Spark

Look at this internet art — if you can. It moves every time someone sees it

Donald Hanson wanted to make a point about the economy of digital art: that work that can be endlessly reproduced often circulates online for free, without attribution. Permanent Redirect changes its URL every time someone sees it. Over time, it's getting nearly impossible to see.
Donald Hanson is a new media artist based in Oakland, California, working between technology, design and creative coding. (Donald Hanson )
Listen8:07

Permanent Redirect is an internet-based art piece. It's also getting harder and harder to find as time goes on. It moves every time someone views it, becoming more obscure as it's redirected, and redirected again.

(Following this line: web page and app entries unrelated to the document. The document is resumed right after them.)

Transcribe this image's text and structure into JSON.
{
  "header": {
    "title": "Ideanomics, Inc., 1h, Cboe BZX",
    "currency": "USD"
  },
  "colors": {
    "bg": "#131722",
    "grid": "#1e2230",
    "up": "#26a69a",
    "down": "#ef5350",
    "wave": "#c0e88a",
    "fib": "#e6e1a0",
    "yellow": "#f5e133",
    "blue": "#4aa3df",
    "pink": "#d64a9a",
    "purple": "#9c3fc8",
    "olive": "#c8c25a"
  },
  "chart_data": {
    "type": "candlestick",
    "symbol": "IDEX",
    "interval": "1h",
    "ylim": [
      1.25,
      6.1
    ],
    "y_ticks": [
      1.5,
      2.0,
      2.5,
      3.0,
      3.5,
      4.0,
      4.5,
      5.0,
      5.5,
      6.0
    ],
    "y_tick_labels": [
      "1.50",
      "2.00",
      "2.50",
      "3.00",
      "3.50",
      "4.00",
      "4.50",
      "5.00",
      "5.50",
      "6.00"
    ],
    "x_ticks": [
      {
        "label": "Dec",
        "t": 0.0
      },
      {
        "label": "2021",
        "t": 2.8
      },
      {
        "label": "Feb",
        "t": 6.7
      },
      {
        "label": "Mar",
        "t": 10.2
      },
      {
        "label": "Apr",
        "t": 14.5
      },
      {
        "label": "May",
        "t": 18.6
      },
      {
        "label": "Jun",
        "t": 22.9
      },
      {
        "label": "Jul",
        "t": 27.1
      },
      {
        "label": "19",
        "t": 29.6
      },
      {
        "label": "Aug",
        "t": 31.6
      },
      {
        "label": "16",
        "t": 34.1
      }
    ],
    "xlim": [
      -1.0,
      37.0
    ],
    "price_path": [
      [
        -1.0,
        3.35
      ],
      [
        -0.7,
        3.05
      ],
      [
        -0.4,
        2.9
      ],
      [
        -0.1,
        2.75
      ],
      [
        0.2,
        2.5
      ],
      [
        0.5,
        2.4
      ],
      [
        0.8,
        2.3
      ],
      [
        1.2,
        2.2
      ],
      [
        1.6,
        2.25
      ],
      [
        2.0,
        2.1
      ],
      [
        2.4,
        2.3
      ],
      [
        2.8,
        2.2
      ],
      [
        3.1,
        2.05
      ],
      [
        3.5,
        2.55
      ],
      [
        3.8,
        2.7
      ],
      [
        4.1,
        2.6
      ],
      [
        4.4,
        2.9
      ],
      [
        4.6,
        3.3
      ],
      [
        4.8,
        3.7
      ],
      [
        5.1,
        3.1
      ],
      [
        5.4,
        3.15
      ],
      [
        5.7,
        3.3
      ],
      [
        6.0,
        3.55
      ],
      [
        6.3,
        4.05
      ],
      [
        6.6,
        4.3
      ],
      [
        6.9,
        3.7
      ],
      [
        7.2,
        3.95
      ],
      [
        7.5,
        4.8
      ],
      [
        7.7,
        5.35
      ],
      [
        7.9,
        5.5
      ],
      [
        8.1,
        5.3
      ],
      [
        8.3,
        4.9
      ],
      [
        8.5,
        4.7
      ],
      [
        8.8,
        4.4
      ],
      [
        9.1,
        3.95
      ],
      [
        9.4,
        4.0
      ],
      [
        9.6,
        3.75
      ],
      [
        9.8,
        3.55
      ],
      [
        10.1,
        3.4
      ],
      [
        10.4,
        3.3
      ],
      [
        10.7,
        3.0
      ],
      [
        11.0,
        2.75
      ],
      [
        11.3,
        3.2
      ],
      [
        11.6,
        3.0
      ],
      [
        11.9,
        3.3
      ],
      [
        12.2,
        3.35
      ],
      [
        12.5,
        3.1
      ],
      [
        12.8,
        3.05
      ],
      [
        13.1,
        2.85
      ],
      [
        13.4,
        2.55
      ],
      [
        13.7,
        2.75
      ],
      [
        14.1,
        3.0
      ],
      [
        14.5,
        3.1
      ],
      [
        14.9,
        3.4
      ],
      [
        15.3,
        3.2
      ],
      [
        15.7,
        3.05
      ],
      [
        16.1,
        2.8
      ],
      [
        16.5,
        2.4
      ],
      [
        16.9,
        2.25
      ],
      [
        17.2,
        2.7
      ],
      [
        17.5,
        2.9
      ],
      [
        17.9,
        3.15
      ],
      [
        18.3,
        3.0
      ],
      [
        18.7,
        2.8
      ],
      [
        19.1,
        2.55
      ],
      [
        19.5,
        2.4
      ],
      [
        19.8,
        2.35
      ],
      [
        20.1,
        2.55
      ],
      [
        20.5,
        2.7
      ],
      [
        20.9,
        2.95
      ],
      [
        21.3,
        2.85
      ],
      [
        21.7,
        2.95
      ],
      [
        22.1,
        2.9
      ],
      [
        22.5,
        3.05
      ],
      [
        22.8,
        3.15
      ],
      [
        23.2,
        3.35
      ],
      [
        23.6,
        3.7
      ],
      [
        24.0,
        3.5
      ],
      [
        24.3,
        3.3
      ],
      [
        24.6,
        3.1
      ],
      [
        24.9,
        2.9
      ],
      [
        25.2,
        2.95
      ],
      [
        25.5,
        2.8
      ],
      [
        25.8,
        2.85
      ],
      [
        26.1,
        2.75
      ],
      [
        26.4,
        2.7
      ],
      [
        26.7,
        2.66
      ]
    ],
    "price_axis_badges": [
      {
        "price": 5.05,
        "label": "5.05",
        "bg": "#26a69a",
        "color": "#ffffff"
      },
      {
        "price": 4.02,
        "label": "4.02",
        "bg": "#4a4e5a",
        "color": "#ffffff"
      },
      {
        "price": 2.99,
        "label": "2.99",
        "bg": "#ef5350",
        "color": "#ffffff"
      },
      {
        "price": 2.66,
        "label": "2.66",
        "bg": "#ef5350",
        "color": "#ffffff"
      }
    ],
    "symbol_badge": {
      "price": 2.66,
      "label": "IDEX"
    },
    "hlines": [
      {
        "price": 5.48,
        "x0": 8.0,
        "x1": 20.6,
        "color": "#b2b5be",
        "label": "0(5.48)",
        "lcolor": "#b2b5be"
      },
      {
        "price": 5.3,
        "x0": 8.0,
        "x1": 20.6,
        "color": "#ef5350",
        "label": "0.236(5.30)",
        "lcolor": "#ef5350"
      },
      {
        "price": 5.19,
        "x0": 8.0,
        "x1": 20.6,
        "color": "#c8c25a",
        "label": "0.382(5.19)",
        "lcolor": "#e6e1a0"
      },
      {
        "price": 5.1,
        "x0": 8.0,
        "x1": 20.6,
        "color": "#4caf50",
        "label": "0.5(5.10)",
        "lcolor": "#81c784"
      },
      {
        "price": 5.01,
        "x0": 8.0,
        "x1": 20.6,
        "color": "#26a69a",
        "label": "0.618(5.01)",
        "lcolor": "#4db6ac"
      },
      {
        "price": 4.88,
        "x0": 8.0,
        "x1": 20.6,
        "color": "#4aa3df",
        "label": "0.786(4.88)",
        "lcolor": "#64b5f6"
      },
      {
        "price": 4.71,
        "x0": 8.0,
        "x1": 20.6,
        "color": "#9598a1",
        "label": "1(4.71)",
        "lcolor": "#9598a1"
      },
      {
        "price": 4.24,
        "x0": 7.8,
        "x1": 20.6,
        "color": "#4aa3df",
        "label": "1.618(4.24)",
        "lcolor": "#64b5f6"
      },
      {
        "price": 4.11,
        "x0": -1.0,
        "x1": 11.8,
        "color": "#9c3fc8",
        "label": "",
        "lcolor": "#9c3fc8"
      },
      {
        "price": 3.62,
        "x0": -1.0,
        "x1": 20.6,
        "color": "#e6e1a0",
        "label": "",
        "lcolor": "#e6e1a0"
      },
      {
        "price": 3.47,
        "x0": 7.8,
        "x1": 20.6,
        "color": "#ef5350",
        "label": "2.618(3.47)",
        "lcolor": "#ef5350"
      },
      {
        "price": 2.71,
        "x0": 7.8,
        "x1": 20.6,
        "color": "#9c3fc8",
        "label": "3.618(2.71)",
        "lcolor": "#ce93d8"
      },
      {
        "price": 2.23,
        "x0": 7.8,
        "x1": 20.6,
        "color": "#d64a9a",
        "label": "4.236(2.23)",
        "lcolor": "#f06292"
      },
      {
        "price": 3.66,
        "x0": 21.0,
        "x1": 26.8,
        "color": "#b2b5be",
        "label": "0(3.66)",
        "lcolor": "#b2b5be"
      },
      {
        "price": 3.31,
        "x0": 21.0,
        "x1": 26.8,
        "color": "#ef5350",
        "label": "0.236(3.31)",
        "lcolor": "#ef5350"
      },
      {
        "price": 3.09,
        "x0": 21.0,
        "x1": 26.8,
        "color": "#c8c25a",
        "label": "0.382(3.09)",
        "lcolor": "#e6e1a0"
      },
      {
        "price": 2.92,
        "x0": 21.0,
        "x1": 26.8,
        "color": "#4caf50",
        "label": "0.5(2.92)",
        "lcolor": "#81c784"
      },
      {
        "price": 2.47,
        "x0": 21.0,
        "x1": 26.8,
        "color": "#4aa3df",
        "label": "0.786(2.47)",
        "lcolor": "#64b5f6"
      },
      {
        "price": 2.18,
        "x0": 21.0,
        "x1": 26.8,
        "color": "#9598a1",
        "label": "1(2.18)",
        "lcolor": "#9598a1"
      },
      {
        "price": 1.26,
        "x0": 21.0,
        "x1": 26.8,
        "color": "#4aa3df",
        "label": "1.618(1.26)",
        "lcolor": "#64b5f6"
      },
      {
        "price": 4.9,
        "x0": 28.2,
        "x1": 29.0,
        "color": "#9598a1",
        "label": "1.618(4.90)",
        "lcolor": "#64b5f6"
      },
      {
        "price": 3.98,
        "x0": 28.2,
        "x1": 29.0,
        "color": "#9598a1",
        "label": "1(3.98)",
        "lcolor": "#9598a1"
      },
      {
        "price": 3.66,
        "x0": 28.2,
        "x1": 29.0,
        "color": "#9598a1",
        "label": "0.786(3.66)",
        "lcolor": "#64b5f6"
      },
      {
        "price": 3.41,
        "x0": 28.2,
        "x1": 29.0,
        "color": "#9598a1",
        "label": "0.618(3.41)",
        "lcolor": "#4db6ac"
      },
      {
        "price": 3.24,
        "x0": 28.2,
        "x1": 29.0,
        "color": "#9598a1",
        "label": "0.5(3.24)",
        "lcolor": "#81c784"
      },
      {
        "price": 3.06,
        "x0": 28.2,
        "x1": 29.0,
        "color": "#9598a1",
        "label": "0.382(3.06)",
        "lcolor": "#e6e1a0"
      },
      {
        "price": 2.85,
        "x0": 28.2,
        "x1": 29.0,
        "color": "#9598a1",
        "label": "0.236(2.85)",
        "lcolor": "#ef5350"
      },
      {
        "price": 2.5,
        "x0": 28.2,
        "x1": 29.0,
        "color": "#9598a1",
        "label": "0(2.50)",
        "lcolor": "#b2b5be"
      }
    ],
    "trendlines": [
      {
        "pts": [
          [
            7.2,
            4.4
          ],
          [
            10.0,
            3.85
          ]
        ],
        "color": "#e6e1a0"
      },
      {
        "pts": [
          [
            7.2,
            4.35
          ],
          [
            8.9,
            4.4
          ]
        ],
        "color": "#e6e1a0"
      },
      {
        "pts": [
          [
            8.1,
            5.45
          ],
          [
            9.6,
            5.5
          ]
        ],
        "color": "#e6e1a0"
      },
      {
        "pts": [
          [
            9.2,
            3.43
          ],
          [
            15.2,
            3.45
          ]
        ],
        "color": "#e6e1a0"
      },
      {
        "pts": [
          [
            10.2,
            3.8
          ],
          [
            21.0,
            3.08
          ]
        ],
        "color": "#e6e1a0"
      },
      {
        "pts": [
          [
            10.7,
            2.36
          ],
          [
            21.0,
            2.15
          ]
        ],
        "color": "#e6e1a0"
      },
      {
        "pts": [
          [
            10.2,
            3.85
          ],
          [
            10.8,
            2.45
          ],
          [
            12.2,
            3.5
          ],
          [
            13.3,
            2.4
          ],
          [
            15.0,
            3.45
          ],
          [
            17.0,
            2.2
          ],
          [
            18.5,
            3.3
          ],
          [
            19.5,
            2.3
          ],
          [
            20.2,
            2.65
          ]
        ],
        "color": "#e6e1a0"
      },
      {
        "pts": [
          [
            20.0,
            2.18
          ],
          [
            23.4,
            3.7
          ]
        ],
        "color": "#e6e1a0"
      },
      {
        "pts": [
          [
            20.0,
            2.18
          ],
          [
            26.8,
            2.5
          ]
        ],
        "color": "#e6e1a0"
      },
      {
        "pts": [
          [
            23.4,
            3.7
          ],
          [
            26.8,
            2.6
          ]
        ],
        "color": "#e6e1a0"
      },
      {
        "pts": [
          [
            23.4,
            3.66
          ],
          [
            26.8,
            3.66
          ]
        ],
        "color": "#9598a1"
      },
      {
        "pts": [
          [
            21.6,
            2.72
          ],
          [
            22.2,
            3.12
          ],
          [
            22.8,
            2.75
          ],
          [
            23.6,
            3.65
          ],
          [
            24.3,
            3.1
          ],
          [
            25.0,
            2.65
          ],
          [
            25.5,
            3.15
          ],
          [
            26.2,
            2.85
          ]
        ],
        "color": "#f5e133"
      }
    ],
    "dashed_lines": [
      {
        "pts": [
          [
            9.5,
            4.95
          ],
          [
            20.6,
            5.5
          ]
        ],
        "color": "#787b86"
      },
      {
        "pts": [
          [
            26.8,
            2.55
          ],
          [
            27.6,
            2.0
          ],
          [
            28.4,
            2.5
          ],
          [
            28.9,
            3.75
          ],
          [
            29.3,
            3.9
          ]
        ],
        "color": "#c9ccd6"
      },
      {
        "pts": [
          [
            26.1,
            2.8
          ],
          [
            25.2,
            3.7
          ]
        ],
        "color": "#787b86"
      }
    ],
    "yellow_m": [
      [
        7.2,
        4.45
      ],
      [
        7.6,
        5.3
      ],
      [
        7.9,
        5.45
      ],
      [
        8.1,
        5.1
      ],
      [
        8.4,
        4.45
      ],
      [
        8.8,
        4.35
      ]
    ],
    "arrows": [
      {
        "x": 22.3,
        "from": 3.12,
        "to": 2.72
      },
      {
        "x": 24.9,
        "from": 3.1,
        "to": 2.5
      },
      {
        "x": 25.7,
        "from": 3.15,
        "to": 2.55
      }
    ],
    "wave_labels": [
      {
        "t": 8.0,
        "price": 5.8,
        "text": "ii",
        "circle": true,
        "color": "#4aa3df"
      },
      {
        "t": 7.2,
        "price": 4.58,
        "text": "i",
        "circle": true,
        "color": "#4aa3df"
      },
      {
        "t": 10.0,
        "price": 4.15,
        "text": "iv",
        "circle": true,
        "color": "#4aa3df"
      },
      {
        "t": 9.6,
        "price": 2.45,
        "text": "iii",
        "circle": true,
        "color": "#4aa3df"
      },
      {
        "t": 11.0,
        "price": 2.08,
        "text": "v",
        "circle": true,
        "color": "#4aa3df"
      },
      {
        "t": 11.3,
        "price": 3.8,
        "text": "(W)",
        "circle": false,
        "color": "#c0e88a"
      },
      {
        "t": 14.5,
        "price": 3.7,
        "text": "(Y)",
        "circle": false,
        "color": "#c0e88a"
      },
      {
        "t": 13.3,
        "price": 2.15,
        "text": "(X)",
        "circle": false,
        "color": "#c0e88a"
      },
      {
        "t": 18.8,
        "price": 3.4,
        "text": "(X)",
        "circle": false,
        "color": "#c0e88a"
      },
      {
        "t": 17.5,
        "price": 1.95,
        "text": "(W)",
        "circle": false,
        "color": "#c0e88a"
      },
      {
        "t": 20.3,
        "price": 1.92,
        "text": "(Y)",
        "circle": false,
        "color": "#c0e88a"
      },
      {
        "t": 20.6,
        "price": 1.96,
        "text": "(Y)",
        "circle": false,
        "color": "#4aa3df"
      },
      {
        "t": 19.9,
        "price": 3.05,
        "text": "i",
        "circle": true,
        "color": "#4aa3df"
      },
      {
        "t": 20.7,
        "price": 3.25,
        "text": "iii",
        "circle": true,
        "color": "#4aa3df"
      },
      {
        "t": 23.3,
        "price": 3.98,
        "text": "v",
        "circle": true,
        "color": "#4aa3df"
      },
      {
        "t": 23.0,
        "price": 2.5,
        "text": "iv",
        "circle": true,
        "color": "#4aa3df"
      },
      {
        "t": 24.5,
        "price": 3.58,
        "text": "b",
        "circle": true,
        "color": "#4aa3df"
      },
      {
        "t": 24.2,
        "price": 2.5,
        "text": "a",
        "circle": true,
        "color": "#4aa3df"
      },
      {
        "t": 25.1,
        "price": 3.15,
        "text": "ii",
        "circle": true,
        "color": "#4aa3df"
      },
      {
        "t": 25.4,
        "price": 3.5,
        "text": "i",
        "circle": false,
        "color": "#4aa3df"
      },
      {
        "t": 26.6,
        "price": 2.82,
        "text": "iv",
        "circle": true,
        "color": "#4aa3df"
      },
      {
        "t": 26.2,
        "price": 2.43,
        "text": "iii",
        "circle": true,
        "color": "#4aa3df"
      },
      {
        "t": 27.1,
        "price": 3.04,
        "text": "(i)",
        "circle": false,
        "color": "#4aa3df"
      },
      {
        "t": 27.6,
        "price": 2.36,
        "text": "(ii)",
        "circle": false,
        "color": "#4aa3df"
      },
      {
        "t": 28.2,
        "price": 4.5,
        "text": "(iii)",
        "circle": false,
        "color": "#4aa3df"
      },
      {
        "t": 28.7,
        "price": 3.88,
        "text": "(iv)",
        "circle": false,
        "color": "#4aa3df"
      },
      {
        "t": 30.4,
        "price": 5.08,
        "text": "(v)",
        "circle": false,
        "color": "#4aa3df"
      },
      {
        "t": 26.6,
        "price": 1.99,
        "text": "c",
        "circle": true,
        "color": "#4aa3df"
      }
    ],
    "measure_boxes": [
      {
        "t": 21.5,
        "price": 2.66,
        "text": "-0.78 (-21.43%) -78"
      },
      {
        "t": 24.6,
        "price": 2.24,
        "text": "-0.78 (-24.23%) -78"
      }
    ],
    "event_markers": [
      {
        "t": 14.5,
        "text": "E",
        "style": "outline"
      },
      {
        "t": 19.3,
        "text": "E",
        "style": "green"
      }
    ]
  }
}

The home page no longer contains the piece; it just has a record of how many people have visited, and a link to a new page for the art, which has also been redirected!

Donald Hanson is the digital artist behind the project. He wanted to make a point about the economy of digital art: that digital work — which can be endlessly, perfectly reproduced — often circulates online for free, without attribution. So he's introducing "artificial scarcity" into the digital system.

A screenshot of what a user sees when they visit Donald Hanson's art piece, "Permanent Redirect." (Donald Hanson)

In some ways, though, actually seeing that final art piece is beside the point. "I wanted it to be something rather trivial," he explains of the final work. "The entire thing is the actual art piece, it's not just the end."

Listen to Donald Hanson's full interview with Spark host Nora Young below.